▶ Requirement: Exact copies of all entries are needed. Pictures are to be left out.
===============
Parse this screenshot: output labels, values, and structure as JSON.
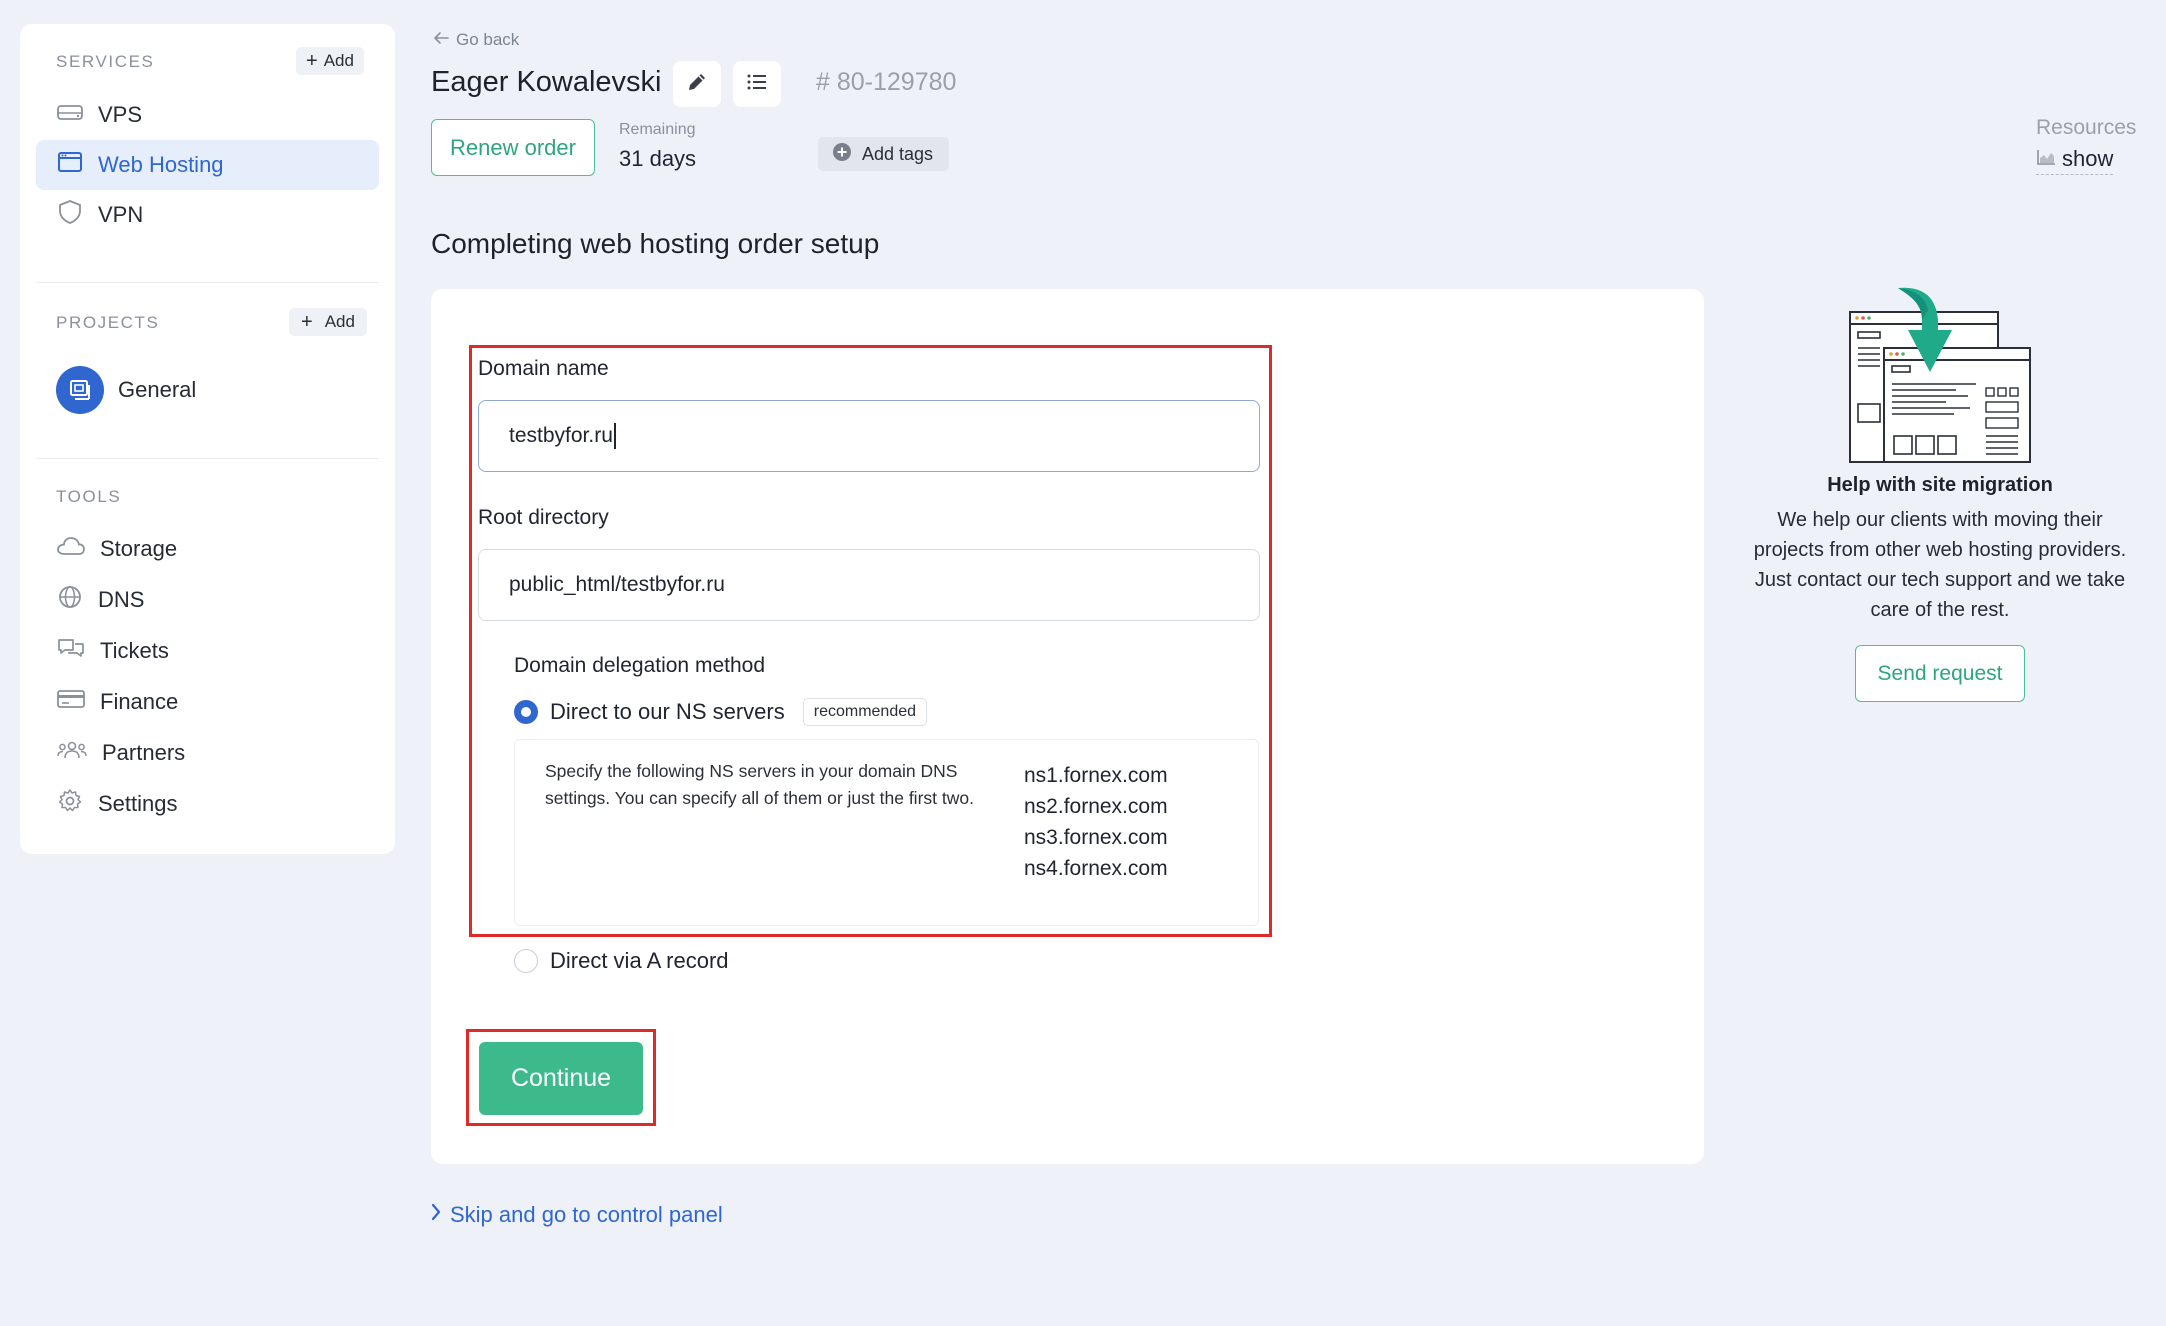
{
  "sidebar": {
    "services_heading": "SERVICES",
    "services_add": "Add",
    "services": [
      {
        "label": "VPS",
        "icon": "server-icon"
      },
      {
        "label": "Web Hosting",
        "icon": "browser-window-icon",
        "active": true
      },
      {
        "label": "VPN",
        "icon": "shield-icon"
      }
    ],
    "projects_heading": "PROJECTS",
    "projects_add": "Add",
    "projects": [
      {
        "label": "General",
        "icon": "project-icon"
      }
    ],
    "tools_heading": "TOOLS",
    "tools": [
      {
        "label": "Storage",
        "icon": "cloud-icon"
      },
      {
        "label": "DNS",
        "icon": "globe-icon"
      },
      {
        "label": "Tickets",
        "icon": "chat-bubbles-icon"
      },
      {
        "label": "Finance",
        "icon": "credit-card-icon"
      },
      {
        "label": "Partners",
        "icon": "people-icon"
      },
      {
        "label": "Settings",
        "icon": "gear-icon"
      }
    ]
  },
  "header": {
    "go_back": "Go back",
    "title": "Eager Kowalevski",
    "order_id": "# 80-129780",
    "renew_label": "Renew order",
    "remaining_label": "Remaining",
    "remaining_value": "31 days",
    "add_tags_label": "Add tags",
    "resources_label": "Resources",
    "resources_show": "show"
  },
  "main": {
    "section_title": "Completing web hosting order setup",
    "domain_label": "Domain name",
    "domain_value": "testbyfor.ru",
    "root_label": "Root directory",
    "root_value": "public_html/testbyfor.ru",
    "delegation_label": "Domain delegation method",
    "option_ns_label": "Direct to our NS servers",
    "option_ns_badge": "recommended",
    "ns_description": "Specify the following NS servers in your domain DNS settings. You can specify all of them or just the first two.",
    "ns_servers": [
      "ns1.fornex.com",
      "ns2.fornex.com",
      "ns3.fornex.com",
      "ns4.fornex.com"
    ],
    "option_a_label": "Direct via A record",
    "continue_label": "Continue",
    "skip_label": "Skip and go to control panel"
  },
  "migration": {
    "title": "Help with site migration",
    "text": "We help our clients with moving their projects from other web hosting providers. Just contact our tech support and we take care of the rest.",
    "button": "Send request"
  },
  "colors": {
    "accent_blue": "#2f66cf",
    "accent_green": "#3dba8c",
    "highlight_red": "#e02a2a",
    "page_bg": "#eef2f8"
  }
}
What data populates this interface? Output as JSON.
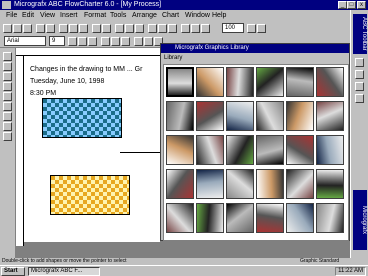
{
  "window": {
    "title": "Micrografx ABC FlowCharter 6.0 - [My Process]",
    "minimize": "_",
    "maximize": "□",
    "close": "x"
  },
  "menu": [
    "File",
    "Edit",
    "View",
    "Insert",
    "Format",
    "Tools",
    "Arrange",
    "Chart",
    "Window",
    "Help"
  ],
  "toolbar": {
    "zoom_value": "100",
    "font_value": "Arial",
    "size_value": "9"
  },
  "canvas": {
    "line1": "Changes in the drawing to MM ... Gr",
    "line2": "Tuesday, June 10, 1998",
    "line3": "8:30 PM"
  },
  "dialog": {
    "title": "Micrografx Graphics Library",
    "menu_label": "Library"
  },
  "right_palettes": [
    "ABC Toolbar",
    "Micrografx"
  ],
  "statusbar": {
    "left": "Double-click to add shapes or move the pointer to select",
    "right": "Graphic Standard"
  },
  "taskbar": {
    "start": "Start",
    "item": "Micrografx ABC F...",
    "clock": "11:22 AM"
  },
  "colors": {
    "title": "#000080",
    "face": "#c0c0c0",
    "shape1_base": "#1a6d8a",
    "shape2_base": "#e8a820"
  }
}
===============
▶ Task solution:
Parse this screenshot: output labels, values, and structure as JSON.
{
  "sidebar": {
    "services_heading": "SERVICES",
    "services_add": "Add",
    "services": [
      {
        "label": "VPS",
        "icon": "server-icon"
      },
      {
        "label": "Web Hosting",
        "icon": "browser-window-icon",
        "active": true
      },
      {
        "label": "VPN",
        "icon": "shield-icon"
      }
    ],
    "projects_heading": "PROJECTS",
    "projects_add": "Add",
    "projects": [
      {
        "label": "General",
        "icon": "project-icon"
      }
    ],
    "tools_heading": "TOOLS",
    "tools": [
      {
        "label": "Storage",
        "icon": "cloud-icon"
      },
      {
        "label": "DNS",
        "icon": "globe-icon"
      },
      {
        "label": "Tickets",
        "icon": "chat-bubbles-icon"
      },
      {
        "label": "Finance",
        "icon": "credit-card-icon"
      },
      {
        "label": "Partners",
        "icon": "people-icon"
      },
      {
        "label": "Settings",
        "icon": "gear-icon"
      }
    ]
  },
  "header": {
    "go_back": "Go back",
    "title": "Eager Kowalevski",
    "order_id": "# 80-129780",
    "renew_label": "Renew order",
    "remaining_label": "Remaining",
    "remaining_value": "31 days",
    "add_tags_label": "Add tags",
    "resources_label": "Resources",
    "resources_show": "show"
  },
  "main": {
    "section_title": "Completing web hosting order setup",
    "domain_label": "Domain name",
    "domain_value": "testbyfor.ru",
    "root_label": "Root directory",
    "root_value": "public_html/testbyfor.ru",
    "delegation_label": "Domain delegation method",
    "option_ns_label": "Direct to our NS servers",
    "option_ns_badge": "recommended",
    "ns_description": "Specify the following NS servers in your domain DNS settings. You can specify all of them or just the first two.",
    "ns_servers": [
      "ns1.fornex.com",
      "ns2.fornex.com",
      "ns3.fornex.com",
      "ns4.fornex.com"
    ],
    "option_a_label": "Direct via A record",
    "continue_label": "Continue",
    "skip_label": "Skip and go to control panel"
  },
  "migration": {
    "title": "Help with site migration",
    "text": "We help our clients with moving their projects from other web hosting providers. Just contact our tech support and we take care of the rest.",
    "button": "Send request"
  },
  "colors": {
    "accent_blue": "#2f66cf",
    "accent_green": "#3dba8c",
    "highlight_red": "#e02a2a",
    "page_bg": "#eef2f8"
  }
}
What data populates this interface? Output as JSON.
{
  "window": {
    "title": "Micrografx ABC FlowCharter 6.0 - [My Process]",
    "minimize": "_",
    "maximize": "□",
    "close": "x"
  },
  "menu": [
    "File",
    "Edit",
    "View",
    "Insert",
    "Format",
    "Tools",
    "Arrange",
    "Chart",
    "Window",
    "Help"
  ],
  "toolbar": {
    "zoom_value": "100",
    "font_value": "Arial",
    "size_value": "9"
  },
  "canvas": {
    "line1": "Changes in the drawing to MM ... Gr",
    "line2": "Tuesday, June 10, 1998",
    "line3": "8:30 PM"
  },
  "dialog": {
    "title": "Micrografx Graphics Library",
    "menu_label": "Library"
  },
  "right_palettes": [
    "ABC Toolbar",
    "Micrografx"
  ],
  "statusbar": {
    "left": "Double-click to add shapes or move the pointer to select",
    "right": "Graphic Standard"
  },
  "taskbar": {
    "start": "Start",
    "item": "Micrografx ABC F...",
    "clock": "11:22 AM"
  },
  "colors": {
    "title": "#000080",
    "face": "#c0c0c0",
    "shape1_base": "#1a6d8a",
    "shape2_base": "#e8a820"
  }
}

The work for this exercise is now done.